His ideas then evolved to a small play park with a boat ride and other themed areas.Over time, Disney's ideas continued to evolve into a concept for a larger enterprise; that enterprise became what is known today as Disneyland.Following a televised first-look of the park along with a pre-opening for the press and VIPs on July 17, 1955, the official and historic public opening of Disneyland occurred on July 18, 1955.A half-century later, the official commemoration of Disneyland's 50th anniversary began on May 5, 2005 and ended on September 30, 2006.Disneyland was opened to the public on Monday, July 18, 1955.A Special Media Preview which included a live TV show on ABC aired on July 17, 1955, the opening ceremonies were televised nationwide and anchored by three of Walt Disney's friends from Hollywood: Art Linkletter, Bob Cummings, and Ronald Reagan. The park was overcrowded as the invitation-only affair was plagued with counterfeit tickets: 11,000 people were invited, but 28,000 showed up. The high temperature was over 110 degrees Fahrenheit, and a plumbers' strike left many of the drinking fountains dry.
Realizing a functional movie studio had little to offer to the visiting fan, he then began to foster ideas of building an area at his Burbank studios for tourists to visit and take pictures with Disney characters set in statue form.Walt delighted in giving visitors rides on his miniature train.(See Michael Broggie, Walt Disney's Railroad Story, 1998.) Early in development, during the early 1950s, it became clear that more area would be needed.Construction began on July 18, 1954 and would cost US million to complete.

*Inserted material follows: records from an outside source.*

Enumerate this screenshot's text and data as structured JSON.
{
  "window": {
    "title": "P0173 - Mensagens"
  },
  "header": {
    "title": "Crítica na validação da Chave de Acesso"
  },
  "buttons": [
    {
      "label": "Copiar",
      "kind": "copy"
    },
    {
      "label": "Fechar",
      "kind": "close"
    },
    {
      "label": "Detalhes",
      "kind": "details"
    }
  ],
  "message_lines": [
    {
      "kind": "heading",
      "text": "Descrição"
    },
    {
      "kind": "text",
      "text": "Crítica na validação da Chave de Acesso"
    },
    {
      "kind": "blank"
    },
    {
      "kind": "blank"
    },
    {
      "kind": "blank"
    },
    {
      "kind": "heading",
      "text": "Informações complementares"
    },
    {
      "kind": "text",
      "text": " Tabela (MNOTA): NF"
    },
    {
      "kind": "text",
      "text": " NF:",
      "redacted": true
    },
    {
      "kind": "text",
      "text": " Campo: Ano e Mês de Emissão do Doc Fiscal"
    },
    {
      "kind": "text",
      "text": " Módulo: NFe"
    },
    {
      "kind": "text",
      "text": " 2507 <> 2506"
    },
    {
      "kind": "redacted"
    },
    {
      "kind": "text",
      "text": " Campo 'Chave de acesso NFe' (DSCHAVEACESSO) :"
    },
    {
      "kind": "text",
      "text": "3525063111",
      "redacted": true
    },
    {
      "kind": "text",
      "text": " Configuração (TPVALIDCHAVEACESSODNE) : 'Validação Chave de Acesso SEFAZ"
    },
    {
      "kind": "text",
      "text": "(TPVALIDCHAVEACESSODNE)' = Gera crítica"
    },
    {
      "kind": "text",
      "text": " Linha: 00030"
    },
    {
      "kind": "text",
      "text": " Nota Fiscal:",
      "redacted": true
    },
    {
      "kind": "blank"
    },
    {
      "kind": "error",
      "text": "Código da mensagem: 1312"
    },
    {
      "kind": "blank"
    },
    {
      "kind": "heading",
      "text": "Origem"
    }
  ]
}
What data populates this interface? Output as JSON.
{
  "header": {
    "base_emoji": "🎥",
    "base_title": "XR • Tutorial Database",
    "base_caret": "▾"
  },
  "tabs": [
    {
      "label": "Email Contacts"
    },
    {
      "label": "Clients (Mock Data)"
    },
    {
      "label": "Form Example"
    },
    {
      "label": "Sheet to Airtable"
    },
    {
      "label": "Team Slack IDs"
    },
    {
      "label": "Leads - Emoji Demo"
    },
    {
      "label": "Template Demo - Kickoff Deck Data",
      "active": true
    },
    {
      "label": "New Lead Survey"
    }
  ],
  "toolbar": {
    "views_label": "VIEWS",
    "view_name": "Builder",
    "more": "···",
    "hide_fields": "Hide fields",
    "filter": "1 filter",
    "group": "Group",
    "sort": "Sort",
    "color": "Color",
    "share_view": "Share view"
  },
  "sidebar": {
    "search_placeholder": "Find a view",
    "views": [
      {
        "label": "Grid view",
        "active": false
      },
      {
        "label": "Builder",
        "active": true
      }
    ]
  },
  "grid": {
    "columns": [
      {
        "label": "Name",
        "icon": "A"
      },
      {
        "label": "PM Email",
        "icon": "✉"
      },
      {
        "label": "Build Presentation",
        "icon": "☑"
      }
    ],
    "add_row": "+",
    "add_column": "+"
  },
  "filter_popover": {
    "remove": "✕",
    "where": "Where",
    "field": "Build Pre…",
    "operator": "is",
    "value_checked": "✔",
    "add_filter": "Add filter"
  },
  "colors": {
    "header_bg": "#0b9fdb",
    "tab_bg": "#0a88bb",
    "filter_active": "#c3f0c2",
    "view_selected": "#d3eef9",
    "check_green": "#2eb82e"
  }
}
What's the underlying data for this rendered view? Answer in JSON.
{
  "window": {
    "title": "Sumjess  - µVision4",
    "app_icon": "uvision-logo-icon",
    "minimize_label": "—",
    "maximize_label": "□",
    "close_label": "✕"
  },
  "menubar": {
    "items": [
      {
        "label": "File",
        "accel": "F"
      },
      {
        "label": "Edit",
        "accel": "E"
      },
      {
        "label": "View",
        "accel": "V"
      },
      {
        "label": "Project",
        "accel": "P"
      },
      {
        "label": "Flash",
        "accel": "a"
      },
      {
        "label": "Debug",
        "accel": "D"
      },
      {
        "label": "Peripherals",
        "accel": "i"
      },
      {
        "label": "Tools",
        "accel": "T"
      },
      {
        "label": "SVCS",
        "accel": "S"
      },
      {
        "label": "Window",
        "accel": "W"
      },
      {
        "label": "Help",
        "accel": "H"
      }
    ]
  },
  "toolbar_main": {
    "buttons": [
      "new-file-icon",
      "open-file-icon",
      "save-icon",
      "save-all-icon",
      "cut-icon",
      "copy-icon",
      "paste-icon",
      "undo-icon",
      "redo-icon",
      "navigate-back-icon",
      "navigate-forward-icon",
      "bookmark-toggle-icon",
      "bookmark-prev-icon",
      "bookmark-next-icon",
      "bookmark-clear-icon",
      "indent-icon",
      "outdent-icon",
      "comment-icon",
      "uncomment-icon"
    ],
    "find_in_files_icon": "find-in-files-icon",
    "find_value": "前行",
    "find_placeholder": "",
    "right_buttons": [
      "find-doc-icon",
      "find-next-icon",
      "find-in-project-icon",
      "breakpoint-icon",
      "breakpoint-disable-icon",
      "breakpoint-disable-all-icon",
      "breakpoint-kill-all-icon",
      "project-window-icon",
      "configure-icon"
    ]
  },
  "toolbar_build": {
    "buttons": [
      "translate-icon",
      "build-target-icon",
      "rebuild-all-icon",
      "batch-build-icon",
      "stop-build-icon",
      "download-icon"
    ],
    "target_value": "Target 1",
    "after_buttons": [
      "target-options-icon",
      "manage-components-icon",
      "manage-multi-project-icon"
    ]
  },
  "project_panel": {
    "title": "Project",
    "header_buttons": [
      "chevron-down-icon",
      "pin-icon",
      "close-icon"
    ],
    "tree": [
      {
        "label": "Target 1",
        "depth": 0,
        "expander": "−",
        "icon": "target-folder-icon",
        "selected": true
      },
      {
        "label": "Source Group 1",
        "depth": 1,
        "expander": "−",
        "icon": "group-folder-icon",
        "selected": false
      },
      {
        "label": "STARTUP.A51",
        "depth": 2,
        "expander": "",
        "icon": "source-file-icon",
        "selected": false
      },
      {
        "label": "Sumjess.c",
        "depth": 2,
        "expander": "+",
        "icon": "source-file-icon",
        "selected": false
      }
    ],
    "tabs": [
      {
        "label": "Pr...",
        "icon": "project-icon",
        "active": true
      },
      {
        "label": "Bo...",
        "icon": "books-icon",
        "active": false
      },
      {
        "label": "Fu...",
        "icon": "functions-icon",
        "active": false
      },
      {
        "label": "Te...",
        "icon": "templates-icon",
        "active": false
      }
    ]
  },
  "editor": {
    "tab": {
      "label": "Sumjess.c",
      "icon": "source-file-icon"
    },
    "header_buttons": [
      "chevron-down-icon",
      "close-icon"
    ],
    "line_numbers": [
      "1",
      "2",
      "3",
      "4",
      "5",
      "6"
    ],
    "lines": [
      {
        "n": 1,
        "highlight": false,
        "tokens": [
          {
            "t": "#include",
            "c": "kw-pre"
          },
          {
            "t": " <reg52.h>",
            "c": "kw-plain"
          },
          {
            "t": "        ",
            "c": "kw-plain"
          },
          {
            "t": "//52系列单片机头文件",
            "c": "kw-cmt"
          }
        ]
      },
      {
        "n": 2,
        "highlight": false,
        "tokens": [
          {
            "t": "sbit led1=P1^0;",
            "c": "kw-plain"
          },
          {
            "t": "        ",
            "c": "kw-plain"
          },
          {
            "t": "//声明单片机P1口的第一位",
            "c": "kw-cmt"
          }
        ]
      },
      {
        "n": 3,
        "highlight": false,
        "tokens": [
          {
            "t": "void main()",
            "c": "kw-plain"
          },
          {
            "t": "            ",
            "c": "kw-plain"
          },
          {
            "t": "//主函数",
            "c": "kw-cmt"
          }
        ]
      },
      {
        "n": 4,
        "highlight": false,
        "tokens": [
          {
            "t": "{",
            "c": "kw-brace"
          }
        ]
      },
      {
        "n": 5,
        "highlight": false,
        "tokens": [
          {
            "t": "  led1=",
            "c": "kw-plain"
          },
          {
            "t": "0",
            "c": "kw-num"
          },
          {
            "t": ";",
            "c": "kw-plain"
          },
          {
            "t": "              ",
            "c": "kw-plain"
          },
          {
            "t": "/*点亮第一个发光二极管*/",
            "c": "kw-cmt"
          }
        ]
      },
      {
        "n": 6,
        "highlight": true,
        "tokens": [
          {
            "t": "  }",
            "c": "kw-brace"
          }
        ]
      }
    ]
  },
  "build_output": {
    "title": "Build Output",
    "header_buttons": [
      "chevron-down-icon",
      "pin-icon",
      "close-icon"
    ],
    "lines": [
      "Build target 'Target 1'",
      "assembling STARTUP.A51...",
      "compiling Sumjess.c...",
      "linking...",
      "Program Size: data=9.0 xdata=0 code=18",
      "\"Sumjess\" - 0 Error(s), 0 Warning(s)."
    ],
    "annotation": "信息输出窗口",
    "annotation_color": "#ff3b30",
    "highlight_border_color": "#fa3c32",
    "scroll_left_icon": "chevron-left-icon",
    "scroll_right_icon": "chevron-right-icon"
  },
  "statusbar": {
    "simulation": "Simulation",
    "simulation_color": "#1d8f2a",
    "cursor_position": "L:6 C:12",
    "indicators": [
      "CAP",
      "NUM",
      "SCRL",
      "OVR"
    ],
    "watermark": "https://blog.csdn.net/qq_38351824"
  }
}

Because of his brother Roy's distrust of the project, and because of financial considerations, Walt Disney was forced to turn to outside financing for his theme park.For the first five years of its operation, Disneyland was owned by Disneyland, Inc., of which Walt Disney Productions and ABC each owned half.Another influence on the Disneyland concept was Walt's interest in model trains.